. . . for a most unusual SCOTUS term. And, while I hate to admit it, it’s been kinda fun sketching at home from photos of lawyers arguing their case in more casual settings. It will be interesting to return to the courtroom, as expected, in the fall.

Here are the last sketches from this term, April’s arguments plus the one in early May. I’ll probably do a couple more banners between now and when the last opinion is announced. That’s it, I hope, till October in-person.

Amy M. Saharia for petitioners

Jeffrey Fisher, joined by students from Stanford’s Supreme Court Litigation Clinic, arguing on behalf of Michael Gary.

Daniel L. Geyser for petitioners

Robert N. Hochman for petitioner

Matthew M. Wolf for respondents

Aimee A. Feinberg, California Deputy Solicitor General

Derek L. Shafer for petitioners

 

Bradley N. Garcia, appointed by the Court

Peter D. Keisler for petitioners

Matthew W. Morrison for private respondents

Lisa S. Blatt for petitioner

Jeremy M. Feigenbaum, New Jersey State Solicitor

Andrew L. Adler for petitioner

The justices, all now fully vaccinated, recently sat for an official portrait. The SCOTUSblog banner above was based on that photo. Interestingly another photo taken at the same time shows a wider view of the room including a portrait of Chief Justice Roger Taney, author of the infamous Dred Scott opinion. I originally had included the Taney portrait — see below — but was persuaded that it might be confusing.

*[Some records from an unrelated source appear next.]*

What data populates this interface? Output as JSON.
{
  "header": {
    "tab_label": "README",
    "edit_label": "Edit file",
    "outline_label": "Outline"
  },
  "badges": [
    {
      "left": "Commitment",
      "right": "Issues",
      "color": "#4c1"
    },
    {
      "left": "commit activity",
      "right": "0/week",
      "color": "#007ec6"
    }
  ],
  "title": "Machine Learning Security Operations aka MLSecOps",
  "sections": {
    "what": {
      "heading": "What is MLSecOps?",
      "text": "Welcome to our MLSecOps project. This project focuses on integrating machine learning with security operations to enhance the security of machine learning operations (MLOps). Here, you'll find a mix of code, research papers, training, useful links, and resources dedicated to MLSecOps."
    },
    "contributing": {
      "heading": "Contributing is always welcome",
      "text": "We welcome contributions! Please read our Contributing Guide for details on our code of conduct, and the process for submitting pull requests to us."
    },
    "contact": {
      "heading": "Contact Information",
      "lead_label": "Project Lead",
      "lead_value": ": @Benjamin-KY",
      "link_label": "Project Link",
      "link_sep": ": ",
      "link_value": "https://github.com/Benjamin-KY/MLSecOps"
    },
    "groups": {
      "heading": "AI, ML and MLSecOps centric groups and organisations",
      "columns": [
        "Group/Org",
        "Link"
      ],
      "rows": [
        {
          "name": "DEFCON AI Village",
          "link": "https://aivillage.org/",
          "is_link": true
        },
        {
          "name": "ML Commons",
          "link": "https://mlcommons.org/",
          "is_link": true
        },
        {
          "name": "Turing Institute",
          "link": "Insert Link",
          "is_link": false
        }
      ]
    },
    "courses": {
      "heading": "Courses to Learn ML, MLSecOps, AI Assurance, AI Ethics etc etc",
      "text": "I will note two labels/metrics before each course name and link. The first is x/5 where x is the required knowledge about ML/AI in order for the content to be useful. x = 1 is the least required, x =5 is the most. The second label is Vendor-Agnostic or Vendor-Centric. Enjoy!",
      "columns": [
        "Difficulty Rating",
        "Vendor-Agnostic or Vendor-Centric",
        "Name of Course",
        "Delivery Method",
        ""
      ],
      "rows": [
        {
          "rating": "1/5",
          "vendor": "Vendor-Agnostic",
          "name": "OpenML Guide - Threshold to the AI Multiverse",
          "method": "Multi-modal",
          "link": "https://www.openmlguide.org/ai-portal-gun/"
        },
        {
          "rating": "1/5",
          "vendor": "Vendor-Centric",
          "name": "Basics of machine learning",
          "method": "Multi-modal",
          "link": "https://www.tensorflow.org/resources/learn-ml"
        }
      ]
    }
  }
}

SCOTUS March Madness

Late as lately usual, here are some sketches from the March arguments which continue to be heard remotely by telephone. Just in time for the April sitting beginning Monday.

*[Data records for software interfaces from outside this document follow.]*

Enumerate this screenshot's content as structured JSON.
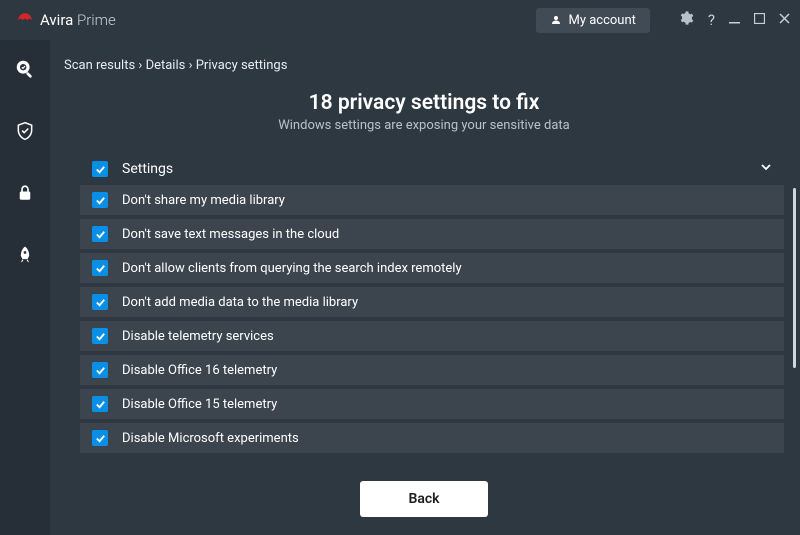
{
  "titlebar": {
    "brand": "Avira",
    "product": "Prime",
    "account_label": "My account"
  },
  "breadcrumb": {
    "item1": "Scan results",
    "item2": "Details",
    "item3": "Privacy settings"
  },
  "page": {
    "title": "18 privacy settings to fix",
    "subtitle": "Windows settings are exposing your sensitive data"
  },
  "list": {
    "header_label": "Settings",
    "rows": [
      "Don't share my media library",
      "Don't save text messages in the cloud",
      "Don't allow clients from querying the search index remotely",
      "Don't add media data to the media library",
      "Disable telemetry services",
      "Disable Office 16 telemetry",
      "Disable Office 15 telemetry",
      "Disable Microsoft experiments"
    ]
  },
  "footer": {
    "back_label": "Back"
  }
}
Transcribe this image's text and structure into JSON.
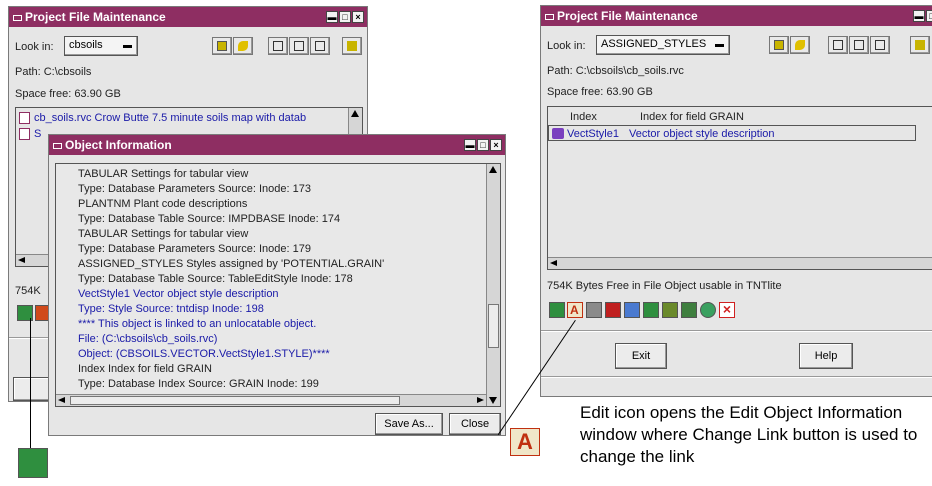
{
  "left_window": {
    "title": "Project File Maintenance",
    "look_in_label": "Look in:",
    "look_in_value": "cbsoils",
    "path": "Path: C:\\cbsoils",
    "space_free": "Space free:  63.90 GB",
    "list_items": [
      "cb_soils.rvc   Crow Butte 7.5 minute soils map with datab",
      "S"
    ],
    "bytes_free_partial": "754K"
  },
  "object_info": {
    "title": "Object Information",
    "lines": [
      {
        "text": "TABULAR       Settings for tabular view",
        "color": "#222222"
      },
      {
        "text": "           Type: Database Parameters  Source:                      Inode: 173",
        "color": "#222222"
      },
      {
        "text": "PLANTNM       Plant code descriptions",
        "color": "#222222"
      },
      {
        "text": "           Type: Database Table  Source: IMPDBASE        Inode: 174",
        "color": "#222222"
      },
      {
        "text": "TABULAR       Settings for tabular view",
        "color": "#222222"
      },
      {
        "text": "           Type: Database Parameters  Source:                      Inode: 179",
        "color": "#222222"
      },
      {
        "text": "ASSIGNED_STYLES  Styles assigned by 'POTENTIAL.GRAIN'",
        "color": "#222222"
      },
      {
        "text": "           Type: Database Table  Source: TableEditStyle   Inode: 178",
        "color": "#222222"
      },
      {
        "text": "VectStyle1      Vector object style description",
        "color": "#1a1aa8"
      },
      {
        "text": "           Type: Style   Source: tntdisp          Inode: 198",
        "color": "#1a1aa8"
      },
      {
        "text": "           **** This object is linked to an unlocatable object.",
        "color": "#1a1aa8"
      },
      {
        "text": "File: (C:\\cbsoils\\cb_soils.rvc)",
        "color": "#1a1aa8"
      },
      {
        "text": "Object: (CBSOILS.VECTOR.VectStyle1.STYLE)****",
        "color": "#1a1aa8"
      },
      {
        "text": "Index          Index for field GRAIN",
        "color": "#222222"
      },
      {
        "text": "           Type: Database Index  Source: GRAIN             Inode: 199",
        "color": "#222222"
      }
    ],
    "save_as_label": "Save As...",
    "close_label": "Close"
  },
  "right_window": {
    "title": "Project File Maintenance",
    "look_in_label": "Look in:",
    "look_in_value": "ASSIGNED_STYLES",
    "path": "Path: C:\\cbsoils\\cb_soils.rvc",
    "space_free": "Space free:  63.90 GB",
    "list_rows": [
      {
        "name": "Index",
        "desc": "Index for field GRAIN"
      },
      {
        "name": "VectStyle1",
        "desc": "Vector object style description"
      }
    ],
    "status": "754K Bytes Free in File    Object usable in TNTlite",
    "exit_label": "Exit",
    "help_label": "Help"
  },
  "caption": "Edit icon opens the Edit Object Information window  where Change Link button is used to change the link",
  "colors": {
    "titlebar": "#8e2e62",
    "link_text": "#1a1aa8",
    "window_bg": "#e6e6e6"
  }
}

Joshua P. Thompson for petitioners

California Solicitor General Michael J. Mongan

Eric R. Henkel, appointed by the Court

Shay Dvoretzky for petitioner

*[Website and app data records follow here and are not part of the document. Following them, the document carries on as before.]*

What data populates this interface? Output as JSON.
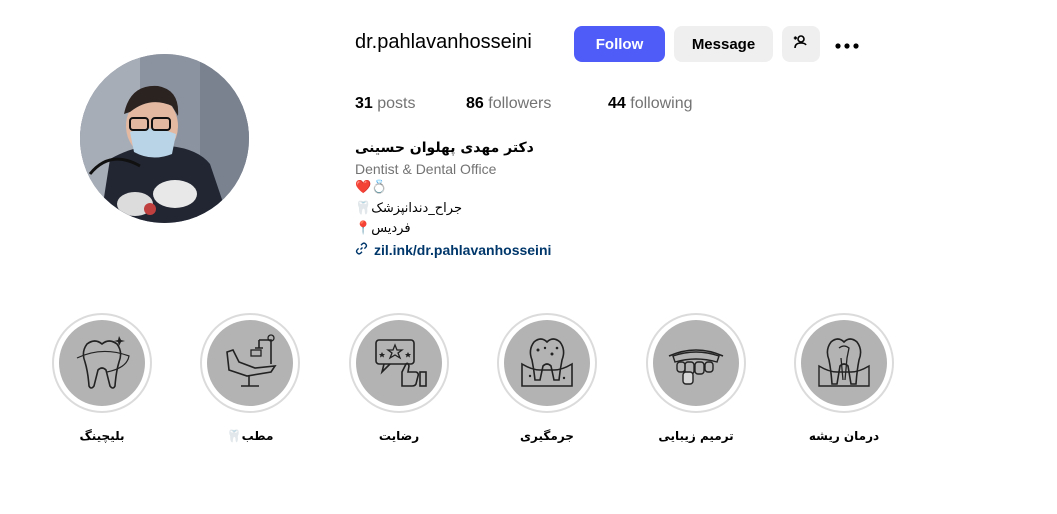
{
  "profile": {
    "username": "dr.pahlavanhosseini",
    "follow_label": "Follow",
    "message_label": "Message",
    "add_user_icon": "add-user-icon",
    "more_icon": "more-options-icon"
  },
  "stats": {
    "posts_count": "31",
    "posts_label": "posts",
    "followers_count": "86",
    "followers_label": "followers",
    "following_count": "44",
    "following_label": "following"
  },
  "bio": {
    "name": "دکتر مهدی پهلوان حسینی",
    "category": "Dentist & Dental Office",
    "emoji_line": "❤️💍",
    "line2": "🦷جراح_دندانپزشک",
    "line3": "📍فردیس",
    "link": "zil.ink/dr.pahlavanhosseini"
  },
  "highlights": [
    {
      "label": "بلیچینگ",
      "icon": "tooth-whitening-icon"
    },
    {
      "label": "🦷مطب",
      "icon": "dental-chair-icon"
    },
    {
      "label": "رضایت",
      "icon": "satisfaction-rating-icon"
    },
    {
      "label": "جرمگیری",
      "icon": "tooth-scaling-icon"
    },
    {
      "label": "ترمیم زیبایی",
      "icon": "cosmetic-restoration-icon"
    },
    {
      "label": "درمان ریشه",
      "icon": "root-canal-icon"
    }
  ],
  "colors": {
    "follow_button": "#4f5cf8",
    "secondary_button": "#efefef",
    "link": "#00376b",
    "muted_text": "#737373",
    "highlight_fill": "#b3b3b3"
  }
}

Kannon K. Shanmugam for petitioners

Samuel Issacharoff for respondent

Jeffery L. Kessler for respondents

 

 

 

Very Few February Sketches

Other than the Arizona voting case it was a pretty quiet calendar for the SCOTUS February sitting. This month will be pretty much the same, but April looks to pick up the pace. And I’m getting fat and lazy.

Neal K. Katyal for respondent

David J. Zimmer for respondent

Jeffrey Fisher, with law students, arguing for petitioner

Samuel T. Harbourt, California Deputy Solicitor General

Amanda K. Rice, Court-appointed amicus in support of judgement below

Mark A. Perry arguing for Smith & Nephew, Inc. in Arthrex

Jessica R. Amunson for repondent Secretary Hobbs

Sarah M. Harris for petitioners

 

January SCOTUS Sketches – A Little Late

Fencing surrounds SCOTUS following mob attack on capitol.

January was a little crazy here in DC so maybe I’ll be forgiven for forgetting to post these sketches in a timely manner. Fewer cases than usual were on the calendar, and arguments continued to be heard remotely by telephone.

Paul W. Hughes for respondents

Andrew A. Pinson for respondents

Kristen K. Waggoner for petitioners

Joel R. Marcus arguing for FTC

Kannon K. Shanmugam for petitioners

Victor M. Sher for respondents